The other sections of Grandstand 21 are not really worth bothering with unless having a reserved seat at the circuit is a must for you. The seating is quite far away from the track and so the view is distant. It also gets quite boring after a while, and it would be much wiser to just purchase a general admission ticket and have a lot more freedom.

One positive is that there are toilets and food and drink stalls nearby, and you are relatively close to the main F1 Fanzone.

 There are 2 more grandstands located on the inside of the track here, just at the exit of the Parabolica corner. Grandstand 23 is divided into 2 sections, A and B, and they are closer to the pitlane entrance.

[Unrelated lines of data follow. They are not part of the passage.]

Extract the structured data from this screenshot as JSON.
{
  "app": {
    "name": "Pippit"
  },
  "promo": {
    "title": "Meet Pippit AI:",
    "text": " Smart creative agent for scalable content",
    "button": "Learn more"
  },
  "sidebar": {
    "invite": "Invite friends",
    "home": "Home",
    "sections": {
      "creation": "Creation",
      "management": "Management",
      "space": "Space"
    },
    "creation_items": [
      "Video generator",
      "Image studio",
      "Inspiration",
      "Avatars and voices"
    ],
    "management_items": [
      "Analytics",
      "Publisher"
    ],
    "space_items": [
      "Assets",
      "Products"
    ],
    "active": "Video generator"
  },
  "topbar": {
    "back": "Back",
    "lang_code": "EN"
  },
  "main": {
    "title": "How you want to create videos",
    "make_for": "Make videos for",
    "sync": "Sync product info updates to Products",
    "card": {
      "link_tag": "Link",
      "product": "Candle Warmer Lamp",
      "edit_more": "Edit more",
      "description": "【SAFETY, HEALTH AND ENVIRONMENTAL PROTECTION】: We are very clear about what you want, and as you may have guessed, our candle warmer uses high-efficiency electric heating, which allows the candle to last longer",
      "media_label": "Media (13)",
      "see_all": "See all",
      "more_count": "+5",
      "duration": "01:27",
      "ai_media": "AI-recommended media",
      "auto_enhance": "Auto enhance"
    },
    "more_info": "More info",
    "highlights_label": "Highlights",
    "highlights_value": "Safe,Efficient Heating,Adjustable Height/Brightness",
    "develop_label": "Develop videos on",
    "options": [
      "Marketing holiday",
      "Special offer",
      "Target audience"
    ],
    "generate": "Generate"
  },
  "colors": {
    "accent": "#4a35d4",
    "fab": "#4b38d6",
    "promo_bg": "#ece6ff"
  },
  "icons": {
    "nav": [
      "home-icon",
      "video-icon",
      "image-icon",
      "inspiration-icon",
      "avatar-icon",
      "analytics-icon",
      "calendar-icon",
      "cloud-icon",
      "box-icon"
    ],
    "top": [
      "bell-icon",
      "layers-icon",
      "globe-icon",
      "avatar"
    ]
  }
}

The view from each is pretty much the same, so your best bet is to go with the cheapest option here which is 23A. This section makes a good low-budget choice, but there are better places to watch the action unfold.

General Admission

The history and prestige surrounding the Monza Circuit and the Italian Grand Prix is what makes it such a unique experience, and a must for any F1 super fan. The general admission tickets are a great option regardless, but the affordability makes it a brilliant choice no matter what your budget is. This puts it up there as possibly the best choice for spectators here.

The home race for the Ferrari team brings out the Tifosi in large numbers, guaranteeing an electric ambience throughout the course of the weekend.

There are respectable views from numerous differents corners, with some small platforms dotted around in general admission too, though these spots fill extremely fast so make sure to get there early.

You will be nice and close to the track here, but the catch fencing may hinder your photography opportunities. 

There are toilets and food/drink stalls located all over, and you can easily access the main fanzone and other entertainment areas.

Perhaps the main benefit of being in GA is the ability to move freely without having to return to any particular seat.

The second chicane is probably the best spot to watch from in general admission, thank to the high chances of wheel-to-wheel action here when compared with other parts of the track.

This is a particularly exciting spot on the first few laps as the drivers tussle for positions. 

 If you opt for turn 1, you will be in the prime position for the famous post-race track invasion, and the podium presentation too.

General Admission offers phenomenal value for money, with the added bonus of ‘free friday’ where you can sit in any grandstand you want for no added cost. Just be prepared for lots of walking around.

The best grandstand at the Italian F1 Grand Prix at Monza

One of the most exciting views is Prima Variante Grandstands at turn 1. Located on the inside of the track you’ll get views of the famous action packed chicane and with grandstands either side there’s festival like atmosphere. An Iconic F1 view that sells out fast.